Participants will move differently shaded dials in front of a lamp to see the differences in the amount of light that passes through onto a screen. This will demonstrate how melanin pigment in the skin works to block sunlight and show why people with warm-climate ancestry have darker skin than those whose ancestor’s evolved in colder climates with less sunlight.
The Human Brain
If there’s one thing that sets humans apart it’s our large brains. Through this area you’ll explore the abilities our large brains give us, from language to complex technical and creative thought.
This experience demonstrates how the development of ridges across the surface of the brain allows for greater surface area without an equal increasing in volume. As visitors pull out the spheres they will see how this expansion works. It also shows through comparison with other animals just how large the human brain truly is for its seemingly small size.
Participants will observe and compare the brain size of a rat, a cat, a chimpanzee, a human, and an elephant through models of their brains. They will then pull on handles of expanding models of the brains of each of the animals to stretch them out to their full surface area. Through this, they will be able to compare them with both their original size and the expansion rates of the other animals’ brains.
This experience demonstrates the importance of tool use to humans by exploring how tools have changed, diversified, and become more complex over time. Through these three activities, participants will see the breadth of tools that have been and are used by humans, illustrating the broad definition of a “tool.” Additionally, they will recognize how tools offer an advantage to the user, demonstrating the evolutionary advantage the ability to use tools has given humans.
Through three tasks, participants will see how tools have helped humans to complete ever more complex tasks throughout history. In the first task, participants will attempt to retrieve a higher number of magnetic termites from the termite mound, first with their hand and second with the magnetic “stick” tool. The termites will cling to the magnetic “stick” as real termites do to real sticks, demonstrating how tools make this task of collecting food easier. In the second task, participants will attempt to push a heavy box first by itself, and then with wheels. It will roll easier with the wheels, showing the effectiveness of the wheel as a tool. In the third task, visitors will be given a complex equation and the choice of a chalkboard and chalk or a calculator to do it with. The calculator will make the task much quicker and likely more accurate, showing the importance of computers as tools in the modern world.
The Story Continues

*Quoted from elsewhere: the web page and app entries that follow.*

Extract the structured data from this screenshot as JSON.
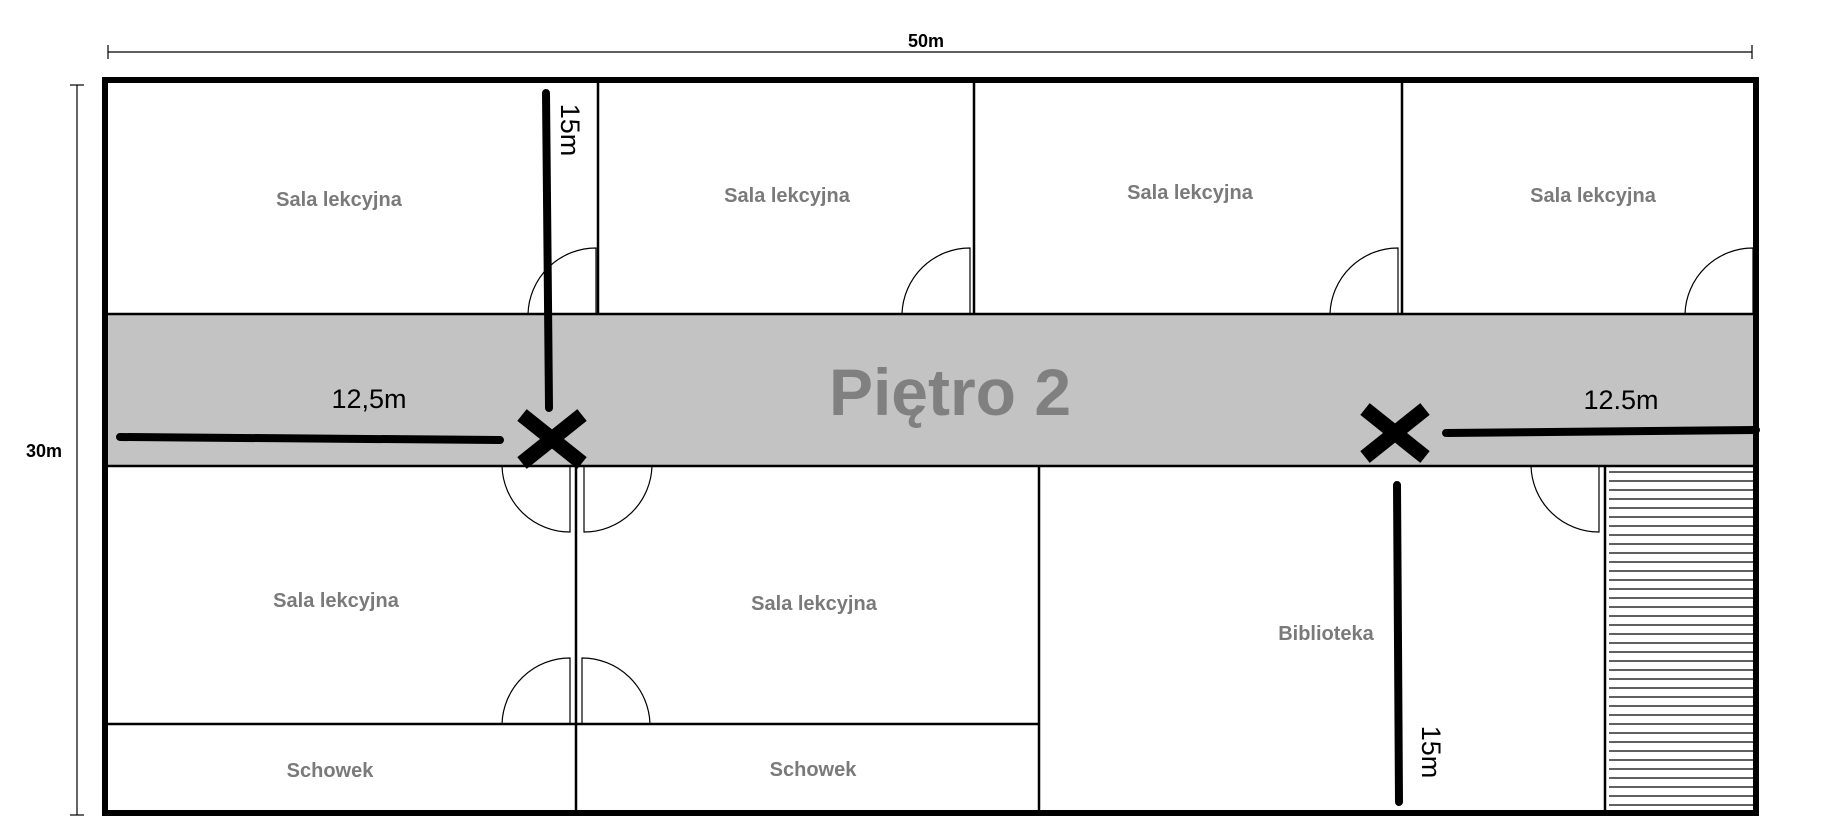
{
  "dimensions": {
    "width_label": "50m",
    "height_label": "30m"
  },
  "floor_title": "Piętro 2",
  "rooms_top": [
    "Sala lekcyjna",
    "Sala lekcyjna",
    "Sala lekcyjna",
    "Sala lekcyjna"
  ],
  "rooms_bottom": [
    "Sala lekcyjna",
    "Sala lekcyjna",
    "Biblioteka"
  ],
  "storage_rooms": [
    "Schowek",
    "Schowek"
  ],
  "measurements": {
    "left_horizontal": "12,5m",
    "right_horizontal": "12.5m",
    "left_vertical": "15m",
    "right_vertical": "15m"
  },
  "colors": {
    "corridor": "#c3c3c3",
    "room_text": "#7a7a7a",
    "title_text": "#808080",
    "lines": "#000000"
  }
}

This component wraps up the exhibition by conveying the important message that evolution is an ongoing process and that it is not limited to the features they have just explored in the exhibition. This idea was chosen as a conclusion not only to emphasize how fundamental it is to evolution as a concept, but also to give visitors with something to continue to think about when they leave the exhibition. Presenting visitors with images that represent the factors influencing current human evolution gives them an indication of what they are, and the flaps offer a quick, simple way to get more in depth information on how they work.

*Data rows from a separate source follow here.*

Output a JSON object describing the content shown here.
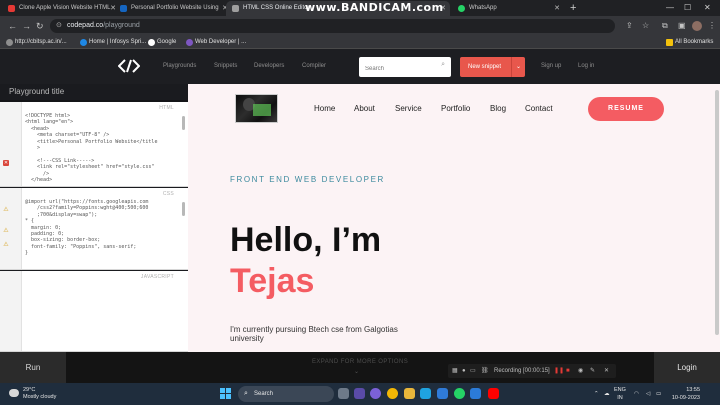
{
  "browser": {
    "tabs": [
      {
        "title": "Clone Apple Vision Website HTML",
        "favicon_color": "#e53935"
      },
      {
        "title": "Personal Portfolio Website Using",
        "favicon_color": "#1565c0"
      },
      {
        "title": "HTML CSS Online Editor",
        "favicon_color": "#9e9e9e"
      },
      {
        "title": "WhatsApp",
        "favicon_color": "#25d366"
      }
    ],
    "recorder_overlay": "www.BANDICAM.com",
    "url_host": "codepad.co",
    "url_path": "/playground",
    "bookmarks": [
      {
        "label": "http://cbitsp.ac.in/...",
        "color": "#8e8e8e"
      },
      {
        "label": "Home | Infosys Spri...",
        "color": "#1e88e5"
      },
      {
        "label": "Google",
        "color": "#ffffff"
      },
      {
        "label": "Web Developer | ...",
        "color": "#7e57c2"
      }
    ],
    "all_bookmarks": "All Bookmarks"
  },
  "codepad": {
    "nav": [
      "Playgrounds",
      "Snippets",
      "Developers",
      "Compiler"
    ],
    "search_placeholder": "Search",
    "new_snippet": "New snippet",
    "signup": "Sign up",
    "login": "Log in"
  },
  "editor": {
    "title": "Playground title",
    "html_label": "HTML",
    "css_label": "CSS",
    "js_label": "JAVASCRIPT",
    "html_code": "<!DOCTYPE html>\n<html lang=\"en\">\n  <head>\n    <meta charset=\"UTF-8\" />\n    <title>Personal Portfolio Website</title\n    >\n\n    <!---CSS Link----->\n    <link rel=\"stylesheet\" href=\"style.css\"\n      />\n  </head>",
    "css_code": "@import url(\"https://fonts.googleapis.com\n    /css2?family=Poppins:wght@400;500;600\n    ;700&display=swap\");\n* {\n  margin: 0;\n  padding: 0;\n  box-sizing: border-box;\n  font-family: \"Poppins\", sans-serif;\n}",
    "js_code": ""
  },
  "preview": {
    "nav": [
      "Home",
      "About",
      "Service",
      "Portfolio",
      "Blog",
      "Contact"
    ],
    "resume": "RESUME",
    "subtitle": "FRONT END WEB DEVELOPER",
    "hello": "Hello, I’m",
    "name": "Tejas",
    "paragraph": "I'm currently pursuing Btech cse from Galgotias university",
    "accent": "#f45c62",
    "subtitle_color": "#3c8a9e"
  },
  "bottom": {
    "run": "Run",
    "expand": "EXPAND FOR MORE OPTIONS",
    "login": "Login",
    "recording": "Recording [00:00:15]"
  },
  "taskbar": {
    "temp": "29°C",
    "weather": "Mostly cloudy",
    "search": "Search",
    "lang1": "ENG",
    "lang2": "IN",
    "time": "13:55",
    "date": "10-09-2023"
  }
}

Participants will lift up different flaps to see how factors in the world today such as food, diseases, globalization, and more continue to shape how the human lineage evolves.